Rising above a scene rich with extraordinary wildlife, pristine lakes, and alpine terrain, the Teton Range stands monument to the people who fought to protect it. These are mountains of the imagination. Mountains that led to the creation of Grand Teton National Park where you can explore over two hundred miles of trails, float the Snake River or enjoy the serenity of this remarkable place.
Featured Wildlife

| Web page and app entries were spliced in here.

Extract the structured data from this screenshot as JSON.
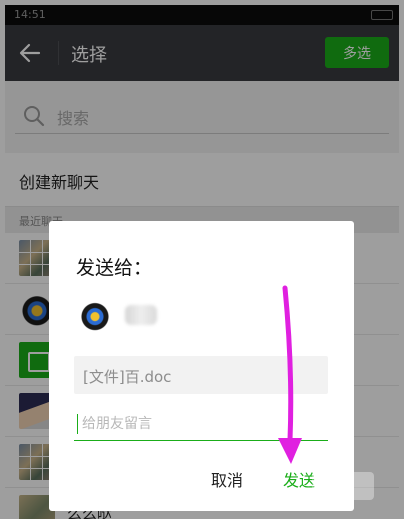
{
  "status_bar": {
    "time": "14:51"
  },
  "header": {
    "title": "选择",
    "multi_select_label": "多选"
  },
  "search": {
    "placeholder": "搜索"
  },
  "new_chat": {
    "label": "创建新聊天"
  },
  "recent_section": {
    "label": "最近聊天"
  },
  "list": {
    "visible_name_fragment": "么么哒"
  },
  "dialog": {
    "title": "发送给：",
    "file_label": "[文件]百.doc",
    "message_placeholder": "给朋友留言",
    "cancel_label": "取消",
    "send_label": "发送"
  },
  "colors": {
    "header_bg": "#393a3f",
    "accent_green": "#1aad19",
    "annotation_arrow": "#e020e0"
  }
}
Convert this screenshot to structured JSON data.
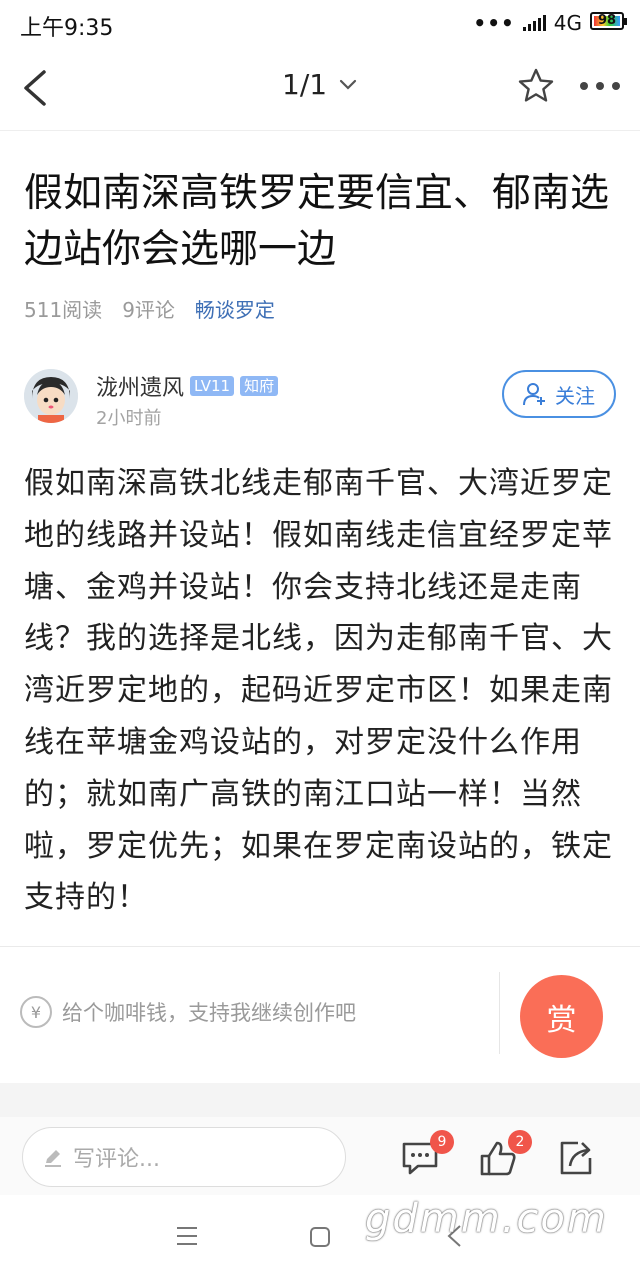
{
  "status_bar": {
    "time": "上午9:35",
    "network": "4G",
    "battery": "98"
  },
  "nav": {
    "page_indicator": "1/1"
  },
  "post": {
    "title": "假如南深高铁罗定要信宜、郁南选边站你会选哪一边",
    "reads": "511阅读",
    "comments": "9评论",
    "forum": "畅谈罗定",
    "author": "泷州遗风",
    "level_badge": "LV11",
    "title_badge": "知府",
    "posted_time": "2小时前",
    "follow_label": "关注",
    "body": "假如南深高铁北线走郁南千官、大湾近罗定地的线路并设站！假如南线走信宜经罗定苹塘、金鸡并设站！你会支持北线还是走南线？我的选择是北线，因为走郁南千官、大湾近罗定地的，起码近罗定市区！如果走南线在苹塘金鸡设站的，对罗定没什么作用的；就如南广高铁的南江口站一样！当然啦，罗定优先；如果在罗定南设站的，铁定支持的！"
  },
  "reward": {
    "tip_text": "给个咖啡钱，支持我继续创作吧",
    "yen_symbol": "¥",
    "button_label": "赏"
  },
  "bottom_bar": {
    "comment_placeholder": "写评论...",
    "comment_count": "9",
    "like_count": "2"
  },
  "watermark": "gdmm.com",
  "colors": {
    "accent": "#4a90e2",
    "reward": "#fa6e57",
    "badge_red": "#f0554a",
    "forum_link": "#3e6fb5"
  }
}
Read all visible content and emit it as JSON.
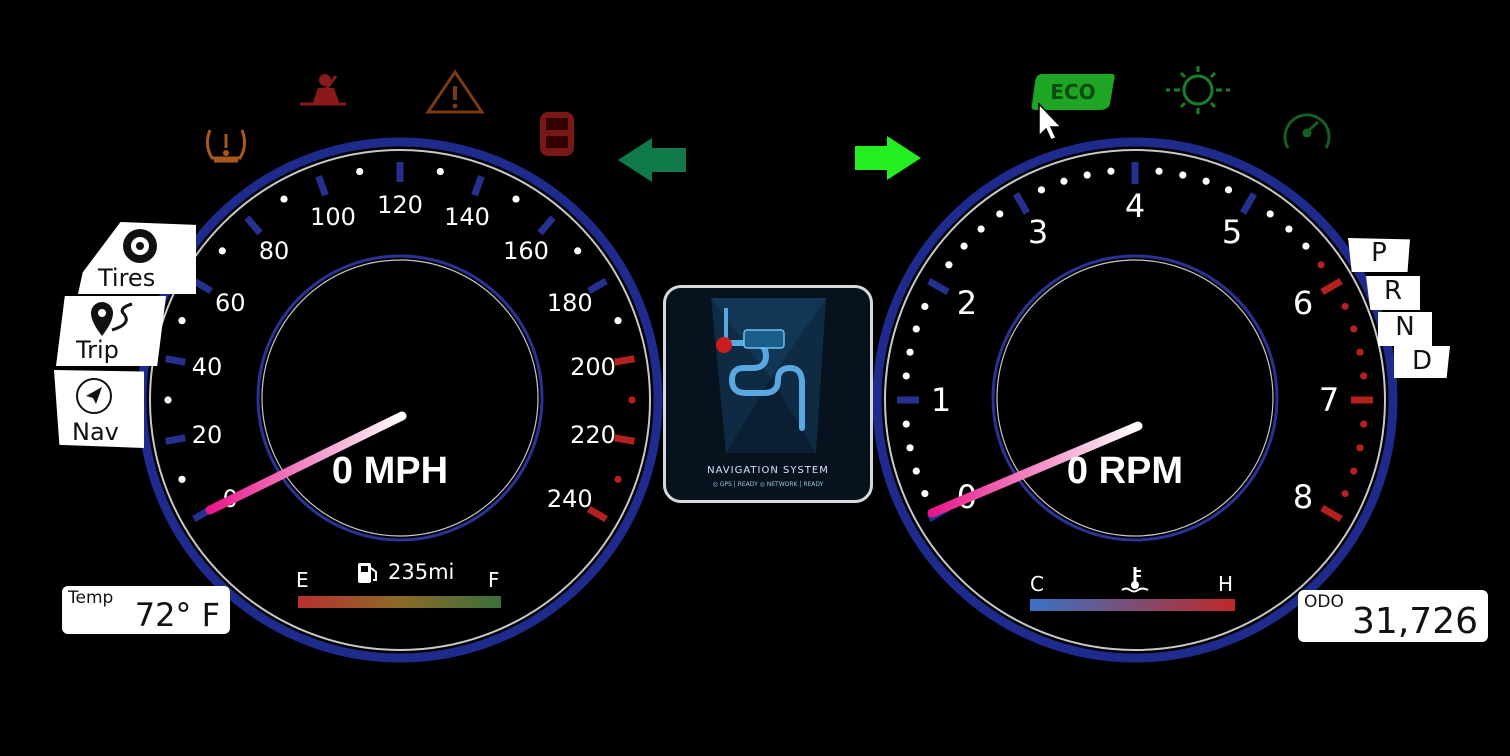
{
  "speedometer": {
    "readout": "0 MPH",
    "tick_labels": [
      "0",
      "20",
      "40",
      "60",
      "80",
      "100",
      "120",
      "140",
      "160",
      "180",
      "200",
      "220",
      "240"
    ],
    "fuel": {
      "empty_label": "E",
      "full_label": "F",
      "range_text": "235mi",
      "icon": "fuel-pump-icon"
    },
    "speed_value": 0
  },
  "tachometer": {
    "readout": "0 RPM",
    "tick_labels": [
      "0",
      "1",
      "2",
      "3",
      "4",
      "5",
      "6",
      "7",
      "8"
    ],
    "temp": {
      "cold_label": "C",
      "hot_label": "H",
      "icon": "coolant-temp-icon"
    },
    "rpm_value": 0
  },
  "left_menu": {
    "items": [
      {
        "label": "Tires",
        "icon": "tire-icon"
      },
      {
        "label": "Trip",
        "icon": "route-pin-icon"
      },
      {
        "label": "Nav",
        "icon": "compass-icon"
      }
    ]
  },
  "temp_box": {
    "label": "Temp",
    "value": "72° F"
  },
  "odo_box": {
    "label": "ODO",
    "value": "31,726"
  },
  "gears": [
    "P",
    "R",
    "N",
    "D"
  ],
  "warning_lights": [
    {
      "name": "tire-pressure-warning-icon",
      "color": "#a8581a"
    },
    {
      "name": "seatbelt-warning-icon",
      "color": "#8a1a1a"
    },
    {
      "name": "hazard-warning-icon",
      "color": "#7a3a16"
    },
    {
      "name": "door-ajar-icon",
      "color": "#7a1818"
    }
  ],
  "indicator_lights": [
    {
      "name": "eco-icon",
      "label": "ECO",
      "color": "#1fa524"
    },
    {
      "name": "headlight-icon",
      "color": "#1a7f2a"
    },
    {
      "name": "cruise-control-icon",
      "color": "#145e22"
    }
  ],
  "turn_signals": {
    "left_color": "#117a4a",
    "right_color": "#22ee22"
  },
  "nav_card": {
    "title": "NAVIGATION SYSTEM",
    "status": "◎ GPS | READY    ◎ NETWORK | READY"
  },
  "colors": {
    "dial_ring": "#1e2a8c",
    "dial_inner": "#2a3296",
    "redline": "#b52020"
  }
}
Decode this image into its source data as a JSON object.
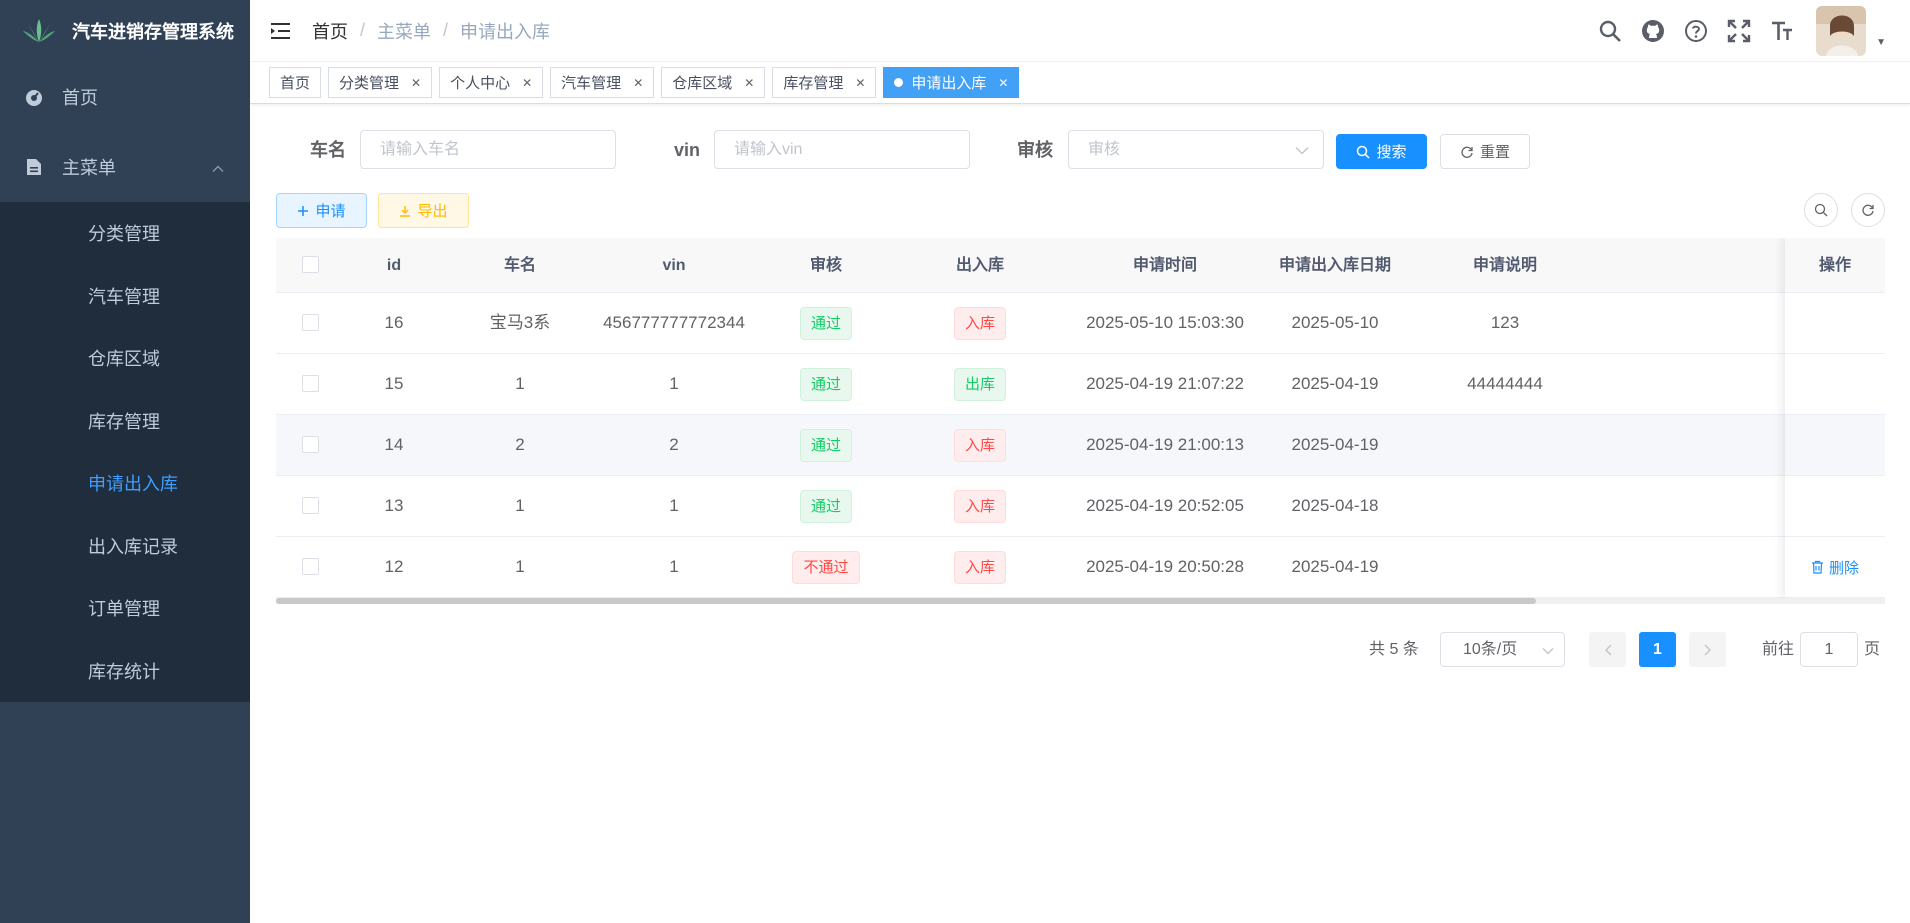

The pika is a close relative of the rabbits and hares, with two upper incisors on each side of the jaw, one behind the other. Being rock-gray in color, pikas are seldom seen until their shrill, metallic call reveals their presence.